Traders, too, tend to be overly optimistic about the markets, the economy, the economy, and the potential for positive performance of the investments they make. Many overly optimistic traders believe that bad investments will not happen to them – those only afflict “others”. Such oversights can damage portfolios because people fail to mindfully acknowledge the potential for adverse consequences in the investment decisions they make.
Optimism can cause traders to think that they are getting above-market returns, when in fact they need to take into account things like inflation, commissions, and whether they would be better off simply buying an index fund.
Another danger is when traders read too much into rosy forecasts about the economy or a particular earnings forecast, which could cause them to take larger or more risky positions than they should due to “hope”.
What is the biggest danger of this bias?
There is yet another greater danger.
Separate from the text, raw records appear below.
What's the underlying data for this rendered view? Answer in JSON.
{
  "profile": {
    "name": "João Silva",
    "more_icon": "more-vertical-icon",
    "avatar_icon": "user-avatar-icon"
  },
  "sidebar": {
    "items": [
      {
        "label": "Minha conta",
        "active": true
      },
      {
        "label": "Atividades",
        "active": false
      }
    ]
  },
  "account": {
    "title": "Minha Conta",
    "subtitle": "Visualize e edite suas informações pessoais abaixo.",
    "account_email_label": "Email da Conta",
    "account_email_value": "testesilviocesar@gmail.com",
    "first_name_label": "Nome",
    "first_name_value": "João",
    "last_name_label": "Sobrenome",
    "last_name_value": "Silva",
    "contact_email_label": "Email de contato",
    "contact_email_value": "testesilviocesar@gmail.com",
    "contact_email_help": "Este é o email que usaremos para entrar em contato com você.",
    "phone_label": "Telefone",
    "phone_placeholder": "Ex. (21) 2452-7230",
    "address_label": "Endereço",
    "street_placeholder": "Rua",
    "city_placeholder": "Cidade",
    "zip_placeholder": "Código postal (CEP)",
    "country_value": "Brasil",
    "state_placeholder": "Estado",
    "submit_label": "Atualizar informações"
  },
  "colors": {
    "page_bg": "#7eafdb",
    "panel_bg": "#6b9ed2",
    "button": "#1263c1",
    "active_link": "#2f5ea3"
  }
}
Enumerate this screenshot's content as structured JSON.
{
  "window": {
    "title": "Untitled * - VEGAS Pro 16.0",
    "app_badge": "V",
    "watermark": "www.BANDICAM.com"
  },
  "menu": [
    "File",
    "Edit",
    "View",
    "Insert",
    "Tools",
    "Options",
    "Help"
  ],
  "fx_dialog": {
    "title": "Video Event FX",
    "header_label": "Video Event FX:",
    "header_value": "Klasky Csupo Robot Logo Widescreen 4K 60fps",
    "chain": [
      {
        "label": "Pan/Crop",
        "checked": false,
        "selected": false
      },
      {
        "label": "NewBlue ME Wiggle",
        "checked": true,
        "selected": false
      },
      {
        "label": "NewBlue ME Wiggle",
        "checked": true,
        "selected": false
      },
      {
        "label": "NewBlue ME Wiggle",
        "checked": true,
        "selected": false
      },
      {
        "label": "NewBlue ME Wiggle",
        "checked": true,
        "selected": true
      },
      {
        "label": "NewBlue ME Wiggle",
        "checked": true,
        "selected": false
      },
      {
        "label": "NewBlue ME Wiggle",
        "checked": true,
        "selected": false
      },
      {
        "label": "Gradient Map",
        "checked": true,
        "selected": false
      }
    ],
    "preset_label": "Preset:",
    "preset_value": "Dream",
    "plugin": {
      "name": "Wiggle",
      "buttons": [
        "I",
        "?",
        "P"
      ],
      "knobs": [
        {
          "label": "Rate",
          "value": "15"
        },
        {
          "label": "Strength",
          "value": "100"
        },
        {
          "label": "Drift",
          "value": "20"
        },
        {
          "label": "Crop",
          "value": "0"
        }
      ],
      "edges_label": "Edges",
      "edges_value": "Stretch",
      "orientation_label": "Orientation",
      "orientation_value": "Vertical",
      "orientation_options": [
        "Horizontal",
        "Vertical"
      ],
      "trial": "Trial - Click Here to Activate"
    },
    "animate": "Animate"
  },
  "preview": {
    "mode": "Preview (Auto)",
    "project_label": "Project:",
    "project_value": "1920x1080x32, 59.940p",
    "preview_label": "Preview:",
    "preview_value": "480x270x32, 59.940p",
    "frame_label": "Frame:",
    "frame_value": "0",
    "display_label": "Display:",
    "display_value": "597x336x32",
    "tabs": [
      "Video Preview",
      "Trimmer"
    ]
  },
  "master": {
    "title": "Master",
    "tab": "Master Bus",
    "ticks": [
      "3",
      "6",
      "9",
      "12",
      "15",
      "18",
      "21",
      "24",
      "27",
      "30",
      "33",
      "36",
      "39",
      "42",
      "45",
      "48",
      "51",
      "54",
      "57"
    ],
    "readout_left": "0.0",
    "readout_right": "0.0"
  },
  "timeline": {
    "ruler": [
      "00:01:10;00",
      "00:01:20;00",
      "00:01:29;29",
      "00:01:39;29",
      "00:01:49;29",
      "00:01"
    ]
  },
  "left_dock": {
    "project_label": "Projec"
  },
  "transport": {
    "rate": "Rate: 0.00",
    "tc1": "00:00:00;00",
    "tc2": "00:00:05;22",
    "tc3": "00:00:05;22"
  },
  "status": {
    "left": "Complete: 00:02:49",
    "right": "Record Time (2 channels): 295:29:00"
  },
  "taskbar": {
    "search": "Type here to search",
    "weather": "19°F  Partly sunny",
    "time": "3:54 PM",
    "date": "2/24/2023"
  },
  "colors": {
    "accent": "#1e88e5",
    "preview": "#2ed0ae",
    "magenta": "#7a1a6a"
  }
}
Optimism bias can cause traders to think that they are above-average traders, simply because they are optimistic people in general, or to believe that they are above average in other areas of their life, such as driving ability or social skills, which could further lead to overconfidence bias.
“Comedy is acting out optimism.”
– Robin Williams